Out of these 187 seats, Congress won just three seats in 2014 and finished runner-up in 26.
Across the 464 seats Congress contested in 2014, it finished third or lower in 196. This implies Congress didn’t have a fighting chance in over a third of the Lok Sabha’s total strength.
4. High Strike Rate Required
Over the last two elections, Congress has been contesting an average of 450 seats. It contested 440 seats in 2009, and 464 in 2014, leaving around 100 seats for its UPA partners in states like Bihar, Jharkhand, Maharashtra, Kerala, and Tamil Nadu. The party is expected to contest a similar number of seats this time as well. The only major party which has been newly-inducted in UPA is Deve Gowda’s Janata Dal (Secular).
The party’s strike rate fell from 75 percent through the Nehru years to 55 percent in 1967 (the first assault on its dominance) and 31 percent in 1977 (the first non-Congress government at the centre).
In the coalition era since 1989, its best strike rates have been recorded in 1991 (49 percent) and 2009 (47 percent) when party managed to form government at the center. During the period, 1989-2009, (excluding 2014 performance which can be considered an aberration), its average strike rate has been 36 percent.
Congress needs a minimum of 180 seats to stay in contention of leading a non-BJP government at the centre. That’s the way for it to lead a post-poll coalition with a commanding position. If it ends with a tally around 150, regional parties may not let Congress take home the Prime Minister’s chair. If the party gets to 200, its strength further gets enhanced for any post-poll negotiations.
The Congress is expected to contest a lower number of seats in 2019 as it has revived its alliance with DMK in Tamil Nadu, will leave a few seats in Karnataka for JD(S), and may have to offer more seats to NCP in Maharashtra. By that calculation, Congress could contest 430 seats in 2019.
The party needs a strike rate of 67-74 percent if it wants to have a shot at government formation. This is 1.7–1.9 times its long-term historical average in the coalition era.
Even for a tally of 150, Congress needs a strike rate of 56 percent, which is higher than the 47 percent achieved in 2009, when the party led the UPA-II government.
5. Heavy Loss In 2014, By Big Margins
On the 224 seats where Congress finished as runner up in 2014, its average margin of defeat was 17.97 percent (165 of these 224 seats were lost to BJP, with a near-20 percent margin). To go from runner-up to winner in these 224 seats, Congress needs an 18 percent swing in its favour – that the winning party’s votes drop by 9 percent, and Congress votes go up by 9 percent.

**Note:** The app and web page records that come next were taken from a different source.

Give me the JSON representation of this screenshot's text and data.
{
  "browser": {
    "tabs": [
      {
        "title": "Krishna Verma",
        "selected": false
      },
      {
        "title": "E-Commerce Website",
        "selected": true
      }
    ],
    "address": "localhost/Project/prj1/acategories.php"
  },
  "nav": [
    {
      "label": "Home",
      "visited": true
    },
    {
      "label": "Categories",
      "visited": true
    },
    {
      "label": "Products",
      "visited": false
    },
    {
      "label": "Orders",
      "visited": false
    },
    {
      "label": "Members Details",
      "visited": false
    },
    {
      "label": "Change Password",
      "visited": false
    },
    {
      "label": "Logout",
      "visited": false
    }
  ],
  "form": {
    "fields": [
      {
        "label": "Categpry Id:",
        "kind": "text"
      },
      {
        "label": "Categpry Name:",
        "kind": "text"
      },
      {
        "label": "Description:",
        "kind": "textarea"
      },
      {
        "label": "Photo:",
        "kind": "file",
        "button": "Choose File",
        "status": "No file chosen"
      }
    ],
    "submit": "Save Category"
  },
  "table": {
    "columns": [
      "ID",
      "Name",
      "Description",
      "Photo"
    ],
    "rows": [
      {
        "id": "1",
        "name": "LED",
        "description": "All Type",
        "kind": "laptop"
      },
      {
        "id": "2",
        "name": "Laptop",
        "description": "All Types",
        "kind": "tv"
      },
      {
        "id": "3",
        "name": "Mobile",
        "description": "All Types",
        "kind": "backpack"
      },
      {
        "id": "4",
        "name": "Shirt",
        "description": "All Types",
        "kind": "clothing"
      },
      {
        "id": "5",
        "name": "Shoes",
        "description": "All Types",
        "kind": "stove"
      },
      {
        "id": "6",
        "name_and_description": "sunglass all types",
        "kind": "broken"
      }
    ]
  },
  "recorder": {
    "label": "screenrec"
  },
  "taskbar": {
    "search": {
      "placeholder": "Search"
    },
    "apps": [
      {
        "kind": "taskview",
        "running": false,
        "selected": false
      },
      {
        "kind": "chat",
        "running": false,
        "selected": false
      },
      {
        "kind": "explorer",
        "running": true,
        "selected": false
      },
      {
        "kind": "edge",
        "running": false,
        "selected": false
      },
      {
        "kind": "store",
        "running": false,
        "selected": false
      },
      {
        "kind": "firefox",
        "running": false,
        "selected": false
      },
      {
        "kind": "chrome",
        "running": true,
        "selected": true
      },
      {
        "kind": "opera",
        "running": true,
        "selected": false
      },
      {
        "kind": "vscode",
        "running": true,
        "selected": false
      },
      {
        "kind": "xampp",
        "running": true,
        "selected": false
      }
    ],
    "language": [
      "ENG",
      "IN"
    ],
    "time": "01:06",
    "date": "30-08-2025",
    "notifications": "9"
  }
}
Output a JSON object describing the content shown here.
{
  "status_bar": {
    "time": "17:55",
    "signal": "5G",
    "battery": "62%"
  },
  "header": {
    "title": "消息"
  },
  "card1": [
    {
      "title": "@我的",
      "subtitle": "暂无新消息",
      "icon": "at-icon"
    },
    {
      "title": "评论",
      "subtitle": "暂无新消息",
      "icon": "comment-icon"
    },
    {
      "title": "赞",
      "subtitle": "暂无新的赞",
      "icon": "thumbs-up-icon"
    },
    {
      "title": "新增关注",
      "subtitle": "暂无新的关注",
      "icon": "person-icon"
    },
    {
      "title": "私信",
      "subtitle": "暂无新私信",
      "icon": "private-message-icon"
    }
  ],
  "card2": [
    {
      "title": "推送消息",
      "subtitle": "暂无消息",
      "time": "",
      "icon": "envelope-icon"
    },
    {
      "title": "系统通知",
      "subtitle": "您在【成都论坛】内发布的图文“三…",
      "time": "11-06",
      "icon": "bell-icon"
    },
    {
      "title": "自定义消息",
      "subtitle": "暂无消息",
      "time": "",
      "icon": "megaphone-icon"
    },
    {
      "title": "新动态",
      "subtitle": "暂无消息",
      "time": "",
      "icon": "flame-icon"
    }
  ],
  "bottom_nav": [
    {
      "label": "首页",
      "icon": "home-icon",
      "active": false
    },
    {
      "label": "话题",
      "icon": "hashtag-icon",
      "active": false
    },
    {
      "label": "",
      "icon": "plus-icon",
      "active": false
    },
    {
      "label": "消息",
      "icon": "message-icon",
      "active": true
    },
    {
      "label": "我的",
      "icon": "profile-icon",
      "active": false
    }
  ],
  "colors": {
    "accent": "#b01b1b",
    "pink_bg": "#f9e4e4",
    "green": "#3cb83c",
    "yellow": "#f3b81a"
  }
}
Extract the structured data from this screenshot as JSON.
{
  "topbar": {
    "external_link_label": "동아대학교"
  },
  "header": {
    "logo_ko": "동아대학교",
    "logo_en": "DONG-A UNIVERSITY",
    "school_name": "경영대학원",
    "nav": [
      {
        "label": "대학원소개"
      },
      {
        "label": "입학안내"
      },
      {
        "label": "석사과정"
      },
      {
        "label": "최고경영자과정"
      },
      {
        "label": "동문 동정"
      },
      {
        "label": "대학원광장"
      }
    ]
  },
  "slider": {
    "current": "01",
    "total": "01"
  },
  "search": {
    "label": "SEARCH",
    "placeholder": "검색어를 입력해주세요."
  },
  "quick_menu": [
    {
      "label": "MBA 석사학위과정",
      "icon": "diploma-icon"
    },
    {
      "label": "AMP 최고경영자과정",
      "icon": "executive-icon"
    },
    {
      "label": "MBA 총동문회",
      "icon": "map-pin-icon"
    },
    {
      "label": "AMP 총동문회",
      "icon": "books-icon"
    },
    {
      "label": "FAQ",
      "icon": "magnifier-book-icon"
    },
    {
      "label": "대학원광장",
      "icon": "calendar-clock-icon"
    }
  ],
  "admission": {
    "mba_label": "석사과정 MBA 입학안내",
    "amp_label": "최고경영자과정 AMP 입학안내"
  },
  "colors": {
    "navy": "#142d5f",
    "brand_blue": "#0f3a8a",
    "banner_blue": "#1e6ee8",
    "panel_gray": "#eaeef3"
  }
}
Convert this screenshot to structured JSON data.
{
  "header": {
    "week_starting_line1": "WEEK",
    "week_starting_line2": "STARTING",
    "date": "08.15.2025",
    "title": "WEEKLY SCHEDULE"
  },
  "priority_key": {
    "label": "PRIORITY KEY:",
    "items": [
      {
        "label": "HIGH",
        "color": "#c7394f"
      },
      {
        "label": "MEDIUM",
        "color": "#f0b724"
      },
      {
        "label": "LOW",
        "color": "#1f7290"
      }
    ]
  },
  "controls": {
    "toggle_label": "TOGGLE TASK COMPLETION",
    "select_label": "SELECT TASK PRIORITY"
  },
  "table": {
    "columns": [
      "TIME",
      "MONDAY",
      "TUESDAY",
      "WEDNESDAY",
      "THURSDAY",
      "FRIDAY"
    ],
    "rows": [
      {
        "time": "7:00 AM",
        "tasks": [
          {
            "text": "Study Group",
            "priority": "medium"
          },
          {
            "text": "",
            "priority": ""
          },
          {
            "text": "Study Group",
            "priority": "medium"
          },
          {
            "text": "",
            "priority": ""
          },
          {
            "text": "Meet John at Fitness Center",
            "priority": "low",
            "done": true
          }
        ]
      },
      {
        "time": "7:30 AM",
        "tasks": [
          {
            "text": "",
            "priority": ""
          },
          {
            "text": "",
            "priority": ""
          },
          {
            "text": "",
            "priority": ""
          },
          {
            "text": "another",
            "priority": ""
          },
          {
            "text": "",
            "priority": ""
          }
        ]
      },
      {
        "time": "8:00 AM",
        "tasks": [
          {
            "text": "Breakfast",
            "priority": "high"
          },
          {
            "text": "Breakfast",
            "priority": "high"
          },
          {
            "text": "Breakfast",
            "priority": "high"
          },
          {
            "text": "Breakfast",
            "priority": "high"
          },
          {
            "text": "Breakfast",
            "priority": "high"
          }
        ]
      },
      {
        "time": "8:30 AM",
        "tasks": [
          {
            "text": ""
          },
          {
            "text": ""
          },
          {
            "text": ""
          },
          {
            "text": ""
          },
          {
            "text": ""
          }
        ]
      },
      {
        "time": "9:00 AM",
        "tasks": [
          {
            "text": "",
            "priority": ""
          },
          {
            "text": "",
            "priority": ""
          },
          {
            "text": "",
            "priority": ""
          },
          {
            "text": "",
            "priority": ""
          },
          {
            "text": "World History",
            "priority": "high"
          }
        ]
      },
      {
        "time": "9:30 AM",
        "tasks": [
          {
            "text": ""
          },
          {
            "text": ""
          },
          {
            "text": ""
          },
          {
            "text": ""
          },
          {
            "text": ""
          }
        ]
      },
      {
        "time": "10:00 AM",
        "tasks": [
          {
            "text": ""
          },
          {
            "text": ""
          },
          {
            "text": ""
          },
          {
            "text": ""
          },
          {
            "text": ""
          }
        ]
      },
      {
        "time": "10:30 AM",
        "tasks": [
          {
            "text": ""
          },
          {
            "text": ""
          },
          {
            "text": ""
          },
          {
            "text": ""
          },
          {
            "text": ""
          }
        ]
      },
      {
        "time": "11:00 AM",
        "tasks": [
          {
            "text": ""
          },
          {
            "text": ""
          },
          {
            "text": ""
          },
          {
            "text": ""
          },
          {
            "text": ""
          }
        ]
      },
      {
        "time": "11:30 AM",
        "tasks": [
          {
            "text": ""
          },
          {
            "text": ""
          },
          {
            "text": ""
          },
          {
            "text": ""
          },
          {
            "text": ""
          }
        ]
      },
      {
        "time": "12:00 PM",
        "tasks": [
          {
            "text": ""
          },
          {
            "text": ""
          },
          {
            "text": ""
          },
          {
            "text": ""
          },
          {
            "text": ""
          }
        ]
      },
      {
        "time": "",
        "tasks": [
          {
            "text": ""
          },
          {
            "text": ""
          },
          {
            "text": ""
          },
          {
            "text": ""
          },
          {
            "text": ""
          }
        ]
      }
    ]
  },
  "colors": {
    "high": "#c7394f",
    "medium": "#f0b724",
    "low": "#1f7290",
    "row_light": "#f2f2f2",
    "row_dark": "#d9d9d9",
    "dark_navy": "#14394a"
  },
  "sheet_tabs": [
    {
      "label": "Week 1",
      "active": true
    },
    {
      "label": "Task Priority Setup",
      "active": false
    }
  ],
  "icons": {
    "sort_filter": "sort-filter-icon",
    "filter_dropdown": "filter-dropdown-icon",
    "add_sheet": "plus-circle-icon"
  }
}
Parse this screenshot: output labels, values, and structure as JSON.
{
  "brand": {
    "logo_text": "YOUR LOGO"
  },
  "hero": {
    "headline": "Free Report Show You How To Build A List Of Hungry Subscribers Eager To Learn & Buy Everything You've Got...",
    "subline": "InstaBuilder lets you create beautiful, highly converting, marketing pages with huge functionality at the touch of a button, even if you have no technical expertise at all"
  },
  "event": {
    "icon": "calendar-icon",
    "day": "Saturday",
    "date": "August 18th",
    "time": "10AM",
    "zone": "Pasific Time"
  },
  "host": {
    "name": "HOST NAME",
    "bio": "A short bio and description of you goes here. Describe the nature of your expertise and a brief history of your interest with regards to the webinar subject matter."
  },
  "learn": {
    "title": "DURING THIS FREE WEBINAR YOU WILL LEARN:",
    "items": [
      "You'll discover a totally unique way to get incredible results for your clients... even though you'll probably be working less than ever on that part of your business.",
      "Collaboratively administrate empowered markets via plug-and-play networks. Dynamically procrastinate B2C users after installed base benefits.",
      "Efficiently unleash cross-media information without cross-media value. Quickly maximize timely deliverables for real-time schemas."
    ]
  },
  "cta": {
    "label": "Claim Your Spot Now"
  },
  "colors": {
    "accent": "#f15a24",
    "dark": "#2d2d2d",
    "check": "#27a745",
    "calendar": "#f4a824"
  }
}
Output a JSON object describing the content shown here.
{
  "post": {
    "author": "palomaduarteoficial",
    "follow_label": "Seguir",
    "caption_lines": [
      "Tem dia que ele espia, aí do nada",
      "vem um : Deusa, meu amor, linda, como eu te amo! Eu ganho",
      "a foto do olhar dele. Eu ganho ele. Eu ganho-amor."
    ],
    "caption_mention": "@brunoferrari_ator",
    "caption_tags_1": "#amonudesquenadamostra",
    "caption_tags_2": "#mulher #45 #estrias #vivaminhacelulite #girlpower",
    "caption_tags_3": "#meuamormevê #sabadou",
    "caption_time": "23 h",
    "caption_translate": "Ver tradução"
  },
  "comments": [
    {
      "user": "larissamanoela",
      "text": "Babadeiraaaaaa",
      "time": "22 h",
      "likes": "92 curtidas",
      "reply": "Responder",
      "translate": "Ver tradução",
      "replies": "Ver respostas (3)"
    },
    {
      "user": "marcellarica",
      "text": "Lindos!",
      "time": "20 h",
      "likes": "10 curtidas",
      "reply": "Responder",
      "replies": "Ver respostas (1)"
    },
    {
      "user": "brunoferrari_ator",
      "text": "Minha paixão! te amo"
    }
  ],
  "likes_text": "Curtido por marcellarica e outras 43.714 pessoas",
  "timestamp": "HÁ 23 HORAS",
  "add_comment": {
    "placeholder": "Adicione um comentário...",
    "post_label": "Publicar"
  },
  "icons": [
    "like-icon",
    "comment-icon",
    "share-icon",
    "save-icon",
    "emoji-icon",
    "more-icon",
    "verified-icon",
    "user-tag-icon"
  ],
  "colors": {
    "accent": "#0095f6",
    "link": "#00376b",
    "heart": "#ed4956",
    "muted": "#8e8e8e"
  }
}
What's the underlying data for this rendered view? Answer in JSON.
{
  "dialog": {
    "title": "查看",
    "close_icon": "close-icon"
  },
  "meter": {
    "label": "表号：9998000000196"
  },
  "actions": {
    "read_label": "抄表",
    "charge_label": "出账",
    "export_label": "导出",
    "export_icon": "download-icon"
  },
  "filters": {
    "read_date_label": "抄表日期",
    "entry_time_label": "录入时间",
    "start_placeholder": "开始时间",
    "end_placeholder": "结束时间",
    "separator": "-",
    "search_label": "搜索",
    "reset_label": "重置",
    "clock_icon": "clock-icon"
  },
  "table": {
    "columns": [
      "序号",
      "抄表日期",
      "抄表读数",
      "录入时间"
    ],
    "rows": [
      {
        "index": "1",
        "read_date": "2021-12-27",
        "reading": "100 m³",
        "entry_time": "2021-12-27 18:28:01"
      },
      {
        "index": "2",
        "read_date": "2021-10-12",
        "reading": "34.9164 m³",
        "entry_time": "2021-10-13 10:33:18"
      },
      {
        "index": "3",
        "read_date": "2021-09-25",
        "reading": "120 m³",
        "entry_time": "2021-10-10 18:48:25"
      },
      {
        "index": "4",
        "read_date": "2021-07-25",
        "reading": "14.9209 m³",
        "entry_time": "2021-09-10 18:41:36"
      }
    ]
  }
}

Such a large gain or drop, of around 9 percent, has occurred only four times in India’s electoral history.
- 1977 – This election happened after the Emergency and voters were angry with Indira Gandhi’s 1975 decision, which led to a Congress rout.
- 1980 – This election happened after the Janata Party, which formed the government in 1977, buckled under its own contradictions. Indira Gandhi returned to power with thumping majority.
- 1989 – This election happened in the aftermath of the Bofors scandal and Congress had to pay a heavy price for the bribery allegations against those close to the Gandhi family.
- 2014 – This election happened after multiple allegations of corruption against the UPA government. BJP successfully projected Modi as a mascot of development and sent Congress down to its lowest tally.
To sum up, it’s a daunting task for Congress to dislodge BJP from power in 2019. The fact that it has defeated BJP in three Hindi heartland states helps improve its confidence to confront the BJP in 165 head-to-head contests where it lost in 2014.
Amitabh Tiwari is a political commentator, strategist and consultant advising political parties and leaders. He was a corporate and investment banker.
The views expressed here are those of the author and do not necessarily represent the views of BloombergQuint or its editorial team.